→ **EXERCISE GOAL**:
Lines below that include "value" are the answer; copy each one.

****************

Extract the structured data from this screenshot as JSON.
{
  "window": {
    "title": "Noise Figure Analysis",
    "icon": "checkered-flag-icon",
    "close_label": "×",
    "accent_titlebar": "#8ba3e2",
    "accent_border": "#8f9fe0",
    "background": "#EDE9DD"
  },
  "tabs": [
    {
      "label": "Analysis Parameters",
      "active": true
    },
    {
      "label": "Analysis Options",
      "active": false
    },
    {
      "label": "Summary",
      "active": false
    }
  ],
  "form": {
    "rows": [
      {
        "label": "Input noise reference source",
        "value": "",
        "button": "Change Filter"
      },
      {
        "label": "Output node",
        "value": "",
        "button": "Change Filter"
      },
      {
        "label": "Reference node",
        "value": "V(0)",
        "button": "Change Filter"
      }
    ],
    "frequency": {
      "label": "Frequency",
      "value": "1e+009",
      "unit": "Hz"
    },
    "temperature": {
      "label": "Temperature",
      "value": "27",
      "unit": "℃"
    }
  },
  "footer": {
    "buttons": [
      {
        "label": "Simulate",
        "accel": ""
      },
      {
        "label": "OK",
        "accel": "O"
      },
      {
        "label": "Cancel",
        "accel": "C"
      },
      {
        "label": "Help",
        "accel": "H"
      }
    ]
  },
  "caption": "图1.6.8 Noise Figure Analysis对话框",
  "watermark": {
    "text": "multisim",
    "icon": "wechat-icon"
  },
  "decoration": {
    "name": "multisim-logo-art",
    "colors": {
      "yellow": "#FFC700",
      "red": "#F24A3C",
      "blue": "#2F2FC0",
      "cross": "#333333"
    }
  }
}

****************

→ **RESPONSE BELOW**:
        "value": "",
        "value": "",
        "value": "V(0)",
      "value": "1e+009",
      "value": "27",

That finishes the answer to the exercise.